*** ENTRIES PROVIDED ***

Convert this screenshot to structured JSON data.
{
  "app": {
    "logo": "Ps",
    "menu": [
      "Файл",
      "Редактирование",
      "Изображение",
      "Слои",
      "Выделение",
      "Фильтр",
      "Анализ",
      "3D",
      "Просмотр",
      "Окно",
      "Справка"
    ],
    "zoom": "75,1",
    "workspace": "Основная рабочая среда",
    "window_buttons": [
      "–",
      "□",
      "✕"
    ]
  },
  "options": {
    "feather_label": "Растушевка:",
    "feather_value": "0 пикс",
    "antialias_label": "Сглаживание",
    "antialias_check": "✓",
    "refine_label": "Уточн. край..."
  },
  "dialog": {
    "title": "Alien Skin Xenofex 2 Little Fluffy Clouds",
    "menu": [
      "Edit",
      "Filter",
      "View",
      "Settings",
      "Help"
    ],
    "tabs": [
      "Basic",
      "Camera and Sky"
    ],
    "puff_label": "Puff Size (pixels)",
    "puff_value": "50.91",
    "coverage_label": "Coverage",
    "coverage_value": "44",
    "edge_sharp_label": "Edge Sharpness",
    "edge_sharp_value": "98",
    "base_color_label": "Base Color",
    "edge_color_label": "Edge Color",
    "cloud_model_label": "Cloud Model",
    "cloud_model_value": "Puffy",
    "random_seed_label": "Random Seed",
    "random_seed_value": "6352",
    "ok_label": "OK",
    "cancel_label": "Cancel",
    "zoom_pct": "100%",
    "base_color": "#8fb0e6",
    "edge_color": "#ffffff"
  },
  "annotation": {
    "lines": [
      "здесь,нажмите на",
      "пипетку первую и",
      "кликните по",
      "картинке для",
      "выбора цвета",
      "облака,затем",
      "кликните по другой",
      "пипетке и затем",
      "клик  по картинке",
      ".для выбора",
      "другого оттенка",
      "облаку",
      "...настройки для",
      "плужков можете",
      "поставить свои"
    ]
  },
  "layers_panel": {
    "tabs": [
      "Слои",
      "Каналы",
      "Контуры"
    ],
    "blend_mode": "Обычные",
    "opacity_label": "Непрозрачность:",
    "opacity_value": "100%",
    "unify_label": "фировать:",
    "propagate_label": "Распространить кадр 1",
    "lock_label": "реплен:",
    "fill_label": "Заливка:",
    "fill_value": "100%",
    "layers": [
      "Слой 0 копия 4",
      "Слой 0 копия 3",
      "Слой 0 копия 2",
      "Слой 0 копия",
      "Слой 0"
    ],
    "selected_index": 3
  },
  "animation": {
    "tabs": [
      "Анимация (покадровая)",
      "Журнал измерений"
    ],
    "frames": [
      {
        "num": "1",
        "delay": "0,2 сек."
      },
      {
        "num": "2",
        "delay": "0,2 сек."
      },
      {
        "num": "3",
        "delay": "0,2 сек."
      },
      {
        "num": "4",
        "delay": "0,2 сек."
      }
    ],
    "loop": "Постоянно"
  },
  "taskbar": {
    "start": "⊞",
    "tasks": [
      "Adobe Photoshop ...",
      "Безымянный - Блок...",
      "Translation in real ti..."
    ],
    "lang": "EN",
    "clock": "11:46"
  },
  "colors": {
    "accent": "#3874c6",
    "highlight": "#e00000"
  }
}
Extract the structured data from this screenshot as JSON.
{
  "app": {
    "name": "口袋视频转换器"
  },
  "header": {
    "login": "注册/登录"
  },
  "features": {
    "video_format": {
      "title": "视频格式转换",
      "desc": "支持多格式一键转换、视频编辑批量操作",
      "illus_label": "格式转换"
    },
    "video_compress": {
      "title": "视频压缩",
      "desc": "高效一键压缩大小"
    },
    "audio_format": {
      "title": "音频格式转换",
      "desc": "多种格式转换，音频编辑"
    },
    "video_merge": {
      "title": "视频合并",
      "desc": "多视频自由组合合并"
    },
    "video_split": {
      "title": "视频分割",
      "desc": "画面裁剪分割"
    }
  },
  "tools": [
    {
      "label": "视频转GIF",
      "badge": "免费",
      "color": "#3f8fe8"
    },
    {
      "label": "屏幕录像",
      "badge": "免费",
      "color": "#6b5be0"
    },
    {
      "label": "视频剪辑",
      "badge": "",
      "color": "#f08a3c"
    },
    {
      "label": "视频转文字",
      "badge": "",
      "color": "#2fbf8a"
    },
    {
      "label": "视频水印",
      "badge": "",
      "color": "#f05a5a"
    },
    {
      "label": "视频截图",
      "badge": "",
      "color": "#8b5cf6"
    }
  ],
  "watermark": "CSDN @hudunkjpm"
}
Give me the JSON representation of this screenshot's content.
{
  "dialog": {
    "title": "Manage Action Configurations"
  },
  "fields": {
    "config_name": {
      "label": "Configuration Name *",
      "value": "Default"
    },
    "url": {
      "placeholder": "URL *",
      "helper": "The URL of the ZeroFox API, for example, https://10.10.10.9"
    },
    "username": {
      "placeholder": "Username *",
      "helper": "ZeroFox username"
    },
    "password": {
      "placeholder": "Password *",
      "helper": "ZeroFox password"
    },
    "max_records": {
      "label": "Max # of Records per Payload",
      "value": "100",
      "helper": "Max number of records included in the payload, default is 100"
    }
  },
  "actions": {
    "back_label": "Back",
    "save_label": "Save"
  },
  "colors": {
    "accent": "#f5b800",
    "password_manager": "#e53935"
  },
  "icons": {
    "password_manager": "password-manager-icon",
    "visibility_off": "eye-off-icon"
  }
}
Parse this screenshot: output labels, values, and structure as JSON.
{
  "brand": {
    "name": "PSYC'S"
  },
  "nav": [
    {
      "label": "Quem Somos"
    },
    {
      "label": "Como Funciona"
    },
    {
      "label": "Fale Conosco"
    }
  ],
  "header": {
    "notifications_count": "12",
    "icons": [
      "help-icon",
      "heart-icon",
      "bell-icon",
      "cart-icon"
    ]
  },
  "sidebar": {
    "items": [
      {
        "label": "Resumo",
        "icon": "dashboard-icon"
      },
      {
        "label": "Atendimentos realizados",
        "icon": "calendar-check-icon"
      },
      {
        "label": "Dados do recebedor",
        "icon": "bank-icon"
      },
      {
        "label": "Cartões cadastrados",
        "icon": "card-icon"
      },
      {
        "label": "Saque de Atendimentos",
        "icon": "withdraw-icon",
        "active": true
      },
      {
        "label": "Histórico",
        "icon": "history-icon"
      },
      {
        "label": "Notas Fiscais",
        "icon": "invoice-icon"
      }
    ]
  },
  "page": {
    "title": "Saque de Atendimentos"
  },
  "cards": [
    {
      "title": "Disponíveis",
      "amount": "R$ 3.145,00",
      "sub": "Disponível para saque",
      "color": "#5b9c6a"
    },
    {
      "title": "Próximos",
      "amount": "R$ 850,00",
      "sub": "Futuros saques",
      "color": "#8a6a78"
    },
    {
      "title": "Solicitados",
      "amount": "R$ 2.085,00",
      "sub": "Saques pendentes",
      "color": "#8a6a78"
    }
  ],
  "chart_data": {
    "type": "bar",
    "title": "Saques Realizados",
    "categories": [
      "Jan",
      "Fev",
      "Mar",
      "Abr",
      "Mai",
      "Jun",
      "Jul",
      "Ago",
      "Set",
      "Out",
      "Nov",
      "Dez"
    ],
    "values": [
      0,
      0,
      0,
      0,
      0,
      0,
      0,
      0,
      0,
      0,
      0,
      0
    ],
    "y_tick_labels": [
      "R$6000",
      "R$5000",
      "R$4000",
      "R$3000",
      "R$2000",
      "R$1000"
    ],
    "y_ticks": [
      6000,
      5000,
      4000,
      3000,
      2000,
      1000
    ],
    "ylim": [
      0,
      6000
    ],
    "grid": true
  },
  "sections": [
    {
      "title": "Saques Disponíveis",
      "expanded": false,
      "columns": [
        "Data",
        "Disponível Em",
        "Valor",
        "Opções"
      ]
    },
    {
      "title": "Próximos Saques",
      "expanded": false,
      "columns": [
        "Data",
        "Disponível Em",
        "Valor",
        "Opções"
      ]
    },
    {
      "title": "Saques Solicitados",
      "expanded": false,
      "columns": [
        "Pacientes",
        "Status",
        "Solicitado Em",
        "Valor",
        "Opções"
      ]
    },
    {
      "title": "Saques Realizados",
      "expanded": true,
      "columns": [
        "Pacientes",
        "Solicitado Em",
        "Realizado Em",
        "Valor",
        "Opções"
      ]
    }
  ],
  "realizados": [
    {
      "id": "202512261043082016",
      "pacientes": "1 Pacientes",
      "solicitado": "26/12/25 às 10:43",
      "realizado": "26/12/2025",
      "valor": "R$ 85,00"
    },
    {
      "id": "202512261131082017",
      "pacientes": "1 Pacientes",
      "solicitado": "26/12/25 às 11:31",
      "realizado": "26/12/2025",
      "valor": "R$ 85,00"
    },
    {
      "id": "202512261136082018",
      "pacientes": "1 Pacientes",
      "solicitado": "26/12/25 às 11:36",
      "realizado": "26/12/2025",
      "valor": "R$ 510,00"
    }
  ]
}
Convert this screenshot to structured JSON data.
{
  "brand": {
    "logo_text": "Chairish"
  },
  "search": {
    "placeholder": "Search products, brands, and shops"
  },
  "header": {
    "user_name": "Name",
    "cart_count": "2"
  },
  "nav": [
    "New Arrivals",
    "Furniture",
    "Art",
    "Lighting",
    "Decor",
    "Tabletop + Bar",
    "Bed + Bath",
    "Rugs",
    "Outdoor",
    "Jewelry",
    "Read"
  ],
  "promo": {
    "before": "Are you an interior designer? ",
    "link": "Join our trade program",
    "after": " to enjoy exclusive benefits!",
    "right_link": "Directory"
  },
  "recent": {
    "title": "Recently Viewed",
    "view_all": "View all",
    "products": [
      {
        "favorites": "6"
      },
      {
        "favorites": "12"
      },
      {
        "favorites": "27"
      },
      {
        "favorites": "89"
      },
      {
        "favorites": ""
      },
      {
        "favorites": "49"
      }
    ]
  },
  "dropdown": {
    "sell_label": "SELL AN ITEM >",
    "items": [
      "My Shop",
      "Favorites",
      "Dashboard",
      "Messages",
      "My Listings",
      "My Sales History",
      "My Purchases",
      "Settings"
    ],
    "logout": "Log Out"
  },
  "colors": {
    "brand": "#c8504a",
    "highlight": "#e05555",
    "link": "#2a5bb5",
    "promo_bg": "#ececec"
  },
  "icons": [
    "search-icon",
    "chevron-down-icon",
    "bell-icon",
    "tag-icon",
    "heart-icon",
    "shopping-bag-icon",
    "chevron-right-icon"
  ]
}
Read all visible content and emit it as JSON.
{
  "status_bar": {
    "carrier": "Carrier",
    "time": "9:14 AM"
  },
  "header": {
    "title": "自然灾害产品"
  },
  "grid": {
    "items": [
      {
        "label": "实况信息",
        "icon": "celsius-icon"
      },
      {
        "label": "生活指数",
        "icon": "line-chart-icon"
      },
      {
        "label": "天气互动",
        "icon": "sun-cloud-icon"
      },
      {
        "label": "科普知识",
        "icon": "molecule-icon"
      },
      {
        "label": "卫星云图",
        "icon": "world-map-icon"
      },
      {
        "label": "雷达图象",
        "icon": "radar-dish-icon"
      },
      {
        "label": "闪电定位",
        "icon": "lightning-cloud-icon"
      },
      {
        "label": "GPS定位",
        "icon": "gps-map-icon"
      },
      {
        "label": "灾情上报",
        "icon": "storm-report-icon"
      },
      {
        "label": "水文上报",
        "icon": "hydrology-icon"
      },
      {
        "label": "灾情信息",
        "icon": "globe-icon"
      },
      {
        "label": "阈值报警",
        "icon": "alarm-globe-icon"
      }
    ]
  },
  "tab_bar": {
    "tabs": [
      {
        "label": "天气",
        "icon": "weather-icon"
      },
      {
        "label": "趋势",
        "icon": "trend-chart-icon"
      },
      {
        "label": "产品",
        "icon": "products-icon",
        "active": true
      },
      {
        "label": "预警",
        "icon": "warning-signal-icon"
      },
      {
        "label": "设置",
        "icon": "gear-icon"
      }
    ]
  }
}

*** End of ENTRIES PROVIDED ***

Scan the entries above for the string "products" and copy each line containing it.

    "placeholder": "Search products, brands, and shops"
    "products": [
        "icon": "products-icon",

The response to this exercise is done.